**What this task involves:**
Take the entries that follow and return only the lines from the one with "Enumerate this screenshot's" through the final line, leaving every picture behind.

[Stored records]
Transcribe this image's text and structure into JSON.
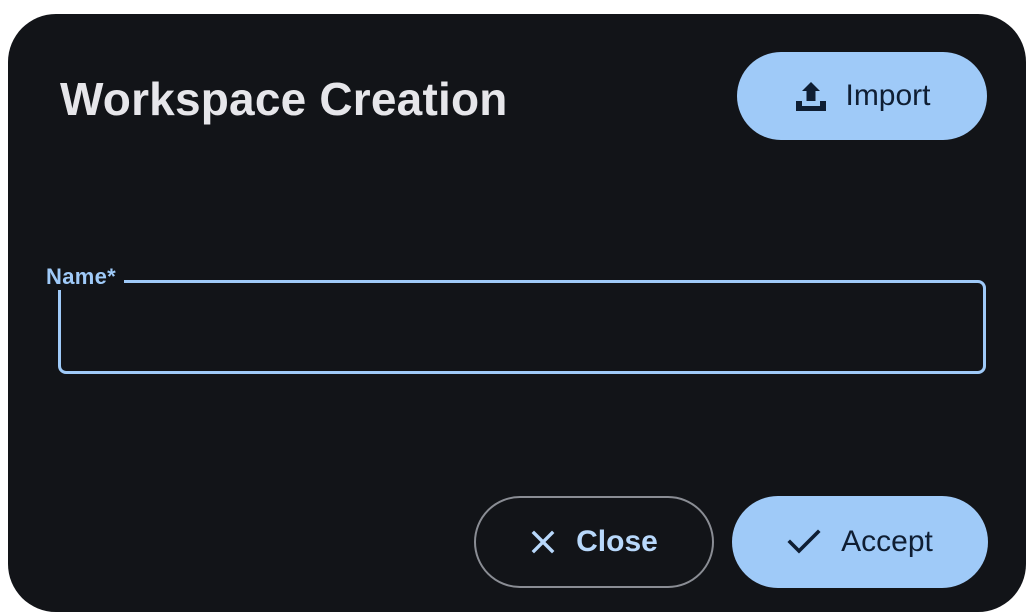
{
  "dialog": {
    "title": "Workspace Creation",
    "import_label": "Import",
    "name_field": {
      "label": "Name*",
      "value": "",
      "placeholder": ""
    },
    "close_label": "Close",
    "accept_label": "Accept"
  },
  "colors": {
    "background": "#121418",
    "accent": "#9fcaf8",
    "title_text": "#e6e6ea",
    "button_text_dark": "#0f1e33"
  },
  "icons": {
    "import": "upload-tray-icon",
    "close": "close-icon",
    "accept": "check-icon"
  }
}
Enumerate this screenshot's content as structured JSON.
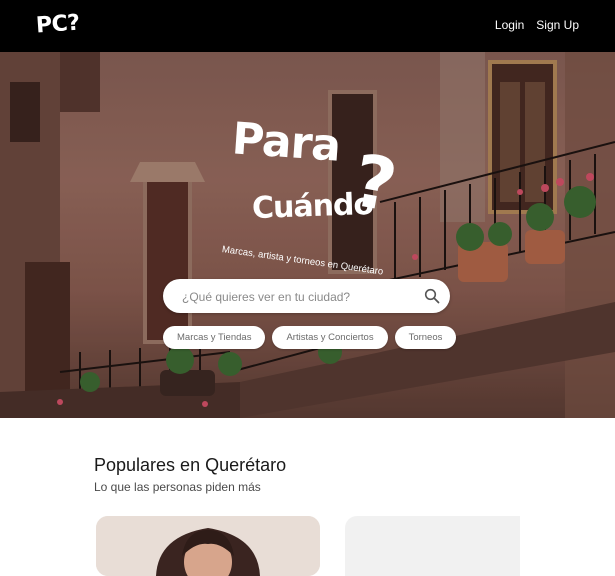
{
  "header": {
    "logo": "PC?",
    "login_label": "Login",
    "signup_label": "Sign Up"
  },
  "hero": {
    "title_line1": "Para",
    "title_line2": "Cuándo",
    "title_mark": "?",
    "subtitle": "Marcas, artista y torneos en Querétaro",
    "search_placeholder": "¿Qué quieres ver en tu ciudad?",
    "chips": [
      "Marcas y Tiendas",
      "Artistas y Conciertos",
      "Torneos"
    ]
  },
  "popular": {
    "title": "Populares en Querétaro",
    "subtitle": "Lo que las personas piden más"
  },
  "colors": {
    "nav_background": "#000000",
    "hero_wall": "#9a6c60",
    "text_dark": "#1a1a1a"
  }
}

**Solution to this problem:**
Enumerate this screenshot's content as structured JSON.
{
  "header": {
    "logo": "PC?",
    "login_label": "Login",
    "signup_label": "Sign Up"
  },
  "hero": {
    "title_line1": "Para",
    "title_line2": "Cuándo",
    "title_mark": "?",
    "subtitle": "Marcas, artista y torneos en Querétaro",
    "search_placeholder": "¿Qué quieres ver en tu ciudad?",
    "chips": [
      "Marcas y Tiendas",
      "Artistas y Conciertos",
      "Torneos"
    ]
  },
  "popular": {
    "title": "Populares en Querétaro",
    "subtitle": "Lo que las personas piden más"
  },
  "colors": {
    "nav_background": "#000000",
    "hero_wall": "#9a6c60",
    "text_dark": "#1a1a1a"
  }
}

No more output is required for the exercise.